While it can be concerning to see the value of your college savings fluctuate, just remember, college funding plans usually involve more than simply saving.  Funding strategies are often a mix of parent and grandparent savings, student loans, student work, borrowing, financial aid, scholarships (hopefully), and cash flow funding during college. 

Savings Strategies
The 529 college savings plans continue to be one of the best college funding vehicles available.  College Savings accounts are easy to open, have a good selection of high quality, low cost, investments and accumulate tax free if used for “qualified higher education expenses.”

These savings plans have some unique attributes that are important to understand.  The person that opens the 529 account is considered the “owner.”  The owner selects the future college student as the “beneficiary.”  The owner has the ability to change the beneficiary at any time.  This can be helpful if the beneficiary earns a scholarship or decides not to go to college.  If the account owner has unforeseen financial needs, contributions to the account can be withdrawn without federal taxes or penalties and only the growth in the account is subject to income taxes and a 10% penalty.

Depending on your state’s rules and the 529 plan chosen, the account owner may qualify to take a deduction on their state tax return.

A 529 plan won’t meet all your college savings needs.  Some portion of college costs such as apartment rentals are not considered “qualified higher education expenses.” A regular savings or brokerage account should be opened to save for non-qualified expenses.  If the student might qualify for financial aid, don’t title accounts in the name of the student.  The financial aid formula weighs assets in the student’s name more heavily than assets in the parents’ names and can result in lower available financial aid.     

Off to College, Now What?
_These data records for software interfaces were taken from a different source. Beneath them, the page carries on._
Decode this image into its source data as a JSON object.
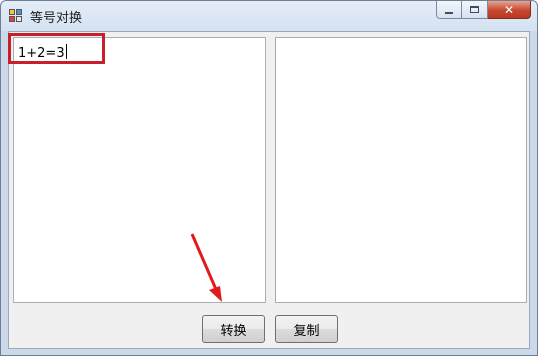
{
  "window": {
    "title": "等号对换",
    "controls": {
      "minimize": "minimize-icon",
      "maximize": "maximize-icon",
      "close": "close-icon",
      "close_glyph": "✕"
    }
  },
  "left_textbox": {
    "value": "1+2=3"
  },
  "right_textbox": {
    "value": ""
  },
  "buttons": {
    "convert_label": "转换",
    "copy_label": "复制"
  },
  "annotations": {
    "highlight_color": "#c8202a",
    "arrow_color": "#e11b1b"
  }
}
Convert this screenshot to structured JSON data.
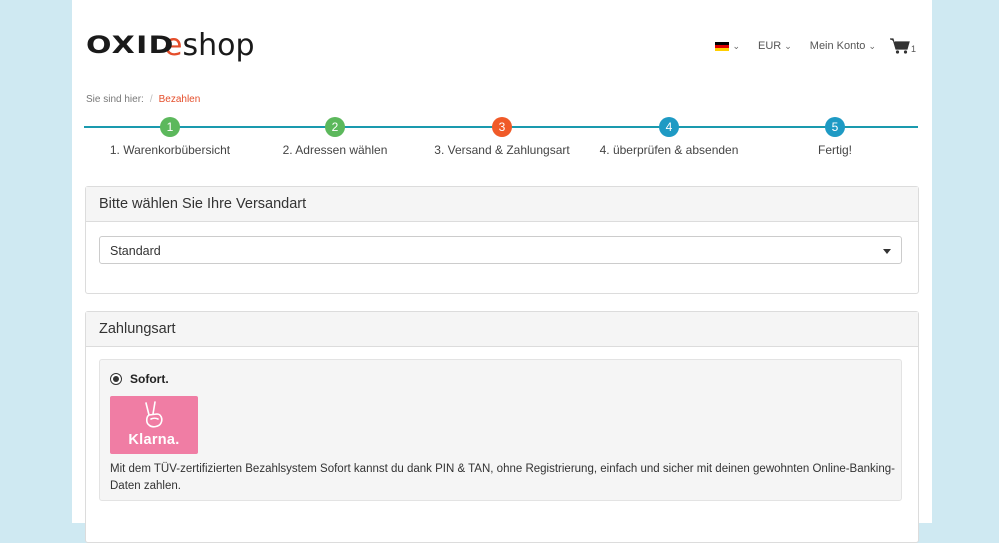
{
  "header": {
    "logo_oxid": "OXID",
    "logo_e": "e",
    "logo_shop": "shop",
    "currency": "EUR",
    "account": "Mein Konto",
    "cart_count": "1"
  },
  "breadcrumb": {
    "prefix": "Sie sind hier:",
    "separator": "/",
    "current": "Bezahlen"
  },
  "steps": [
    {
      "number": "1",
      "label": "1. Warenkorbübersicht",
      "color": "#5cb85c"
    },
    {
      "number": "2",
      "label": "2. Adressen wählen",
      "color": "#5cb85c"
    },
    {
      "number": "3",
      "label": "3. Versand & Zahlungsart",
      "color": "#f05a28"
    },
    {
      "number": "4",
      "label": "4. überprüfen & absenden",
      "color": "#1e9ac4"
    },
    {
      "number": "5",
      "label": "Fertig!",
      "color": "#1e9ac4"
    }
  ],
  "shipping": {
    "title": "Bitte wählen Sie Ihre Versandart",
    "selected": "Standard"
  },
  "payment": {
    "title": "Zahlungsart",
    "option_label": "Sofort.",
    "logo_text": "Klarna.",
    "description": "Mit dem TÜV-zertifizierten Bezahlsystem Sofort kannst du dank PIN & TAN, ohne Registrierung, einfach und sicher mit deinen gewohnten Online-Banking-Daten zahlen."
  },
  "icons": {
    "flag": "german-flag-icon",
    "cart": "cart-icon",
    "klarna": "peace-hand-icon"
  },
  "colors": {
    "accent": "#e54e2b",
    "step_line": "#1a9aae",
    "background": "#cfe9f2"
  }
}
Funding from Cash Flow & Borrowing
Some portion of college expenses may need to come from monthly cash flow during the years your student is in college.  Try setting up your mortgage or other significant debts to be paid off before the student begins school.  The funds previously used for the mortgage payment can be redirected toward college expenses with minimal disruption in household cash flow.  Don’t forget that any cash flow currently allocated to pay high school tuition can also be redirected towards college costs.

If grandparents or other family members would like to pay for tuition while the student is in school, they should make their payments directly to the college so that their gifts are excluded from gift tax calculations.

Don’t overlook your student’s contribution toward their college costs.  While minimum wage doesn’t go very far compared to tuition bills, a well communicated expectation that the student will be responsible for a portion of their educational expenses can pay big dividends.  With a little financial pressure, the student may find co-op opportunities, scholarships or work study programs that would have previously gone unnoticed and are great resume builders.

If college savings and cash flow contributions aren’t enough, it is time to look into other options. It may make sense to attempt to dial back college costs and revisit the chosen college’s “value proposition.”  Does it make sense to switch from an out-of-state private college to an in-state public college or community college?

Once the college costs are known it’s time to examine borrowing options.  Look into your student’s borrowing opportunities first.  Many times these loans will have low or deferred interest rates that will be preferable to parental loans.  Once the student loan opportunities have been exhausted, the next best sources of financing may be a mortgage refinance, home equity loan or loans from 401k accounts.  Excessive borrowing from these sources can have serious, negative, long-lasting effects on your financial security and should be carefully considered in the context of your comprehensive financial plan.

There are many college funding strategies that may be appropriate based on your unique financial situation.  Give us a call and we can work together and “give it the old college try!”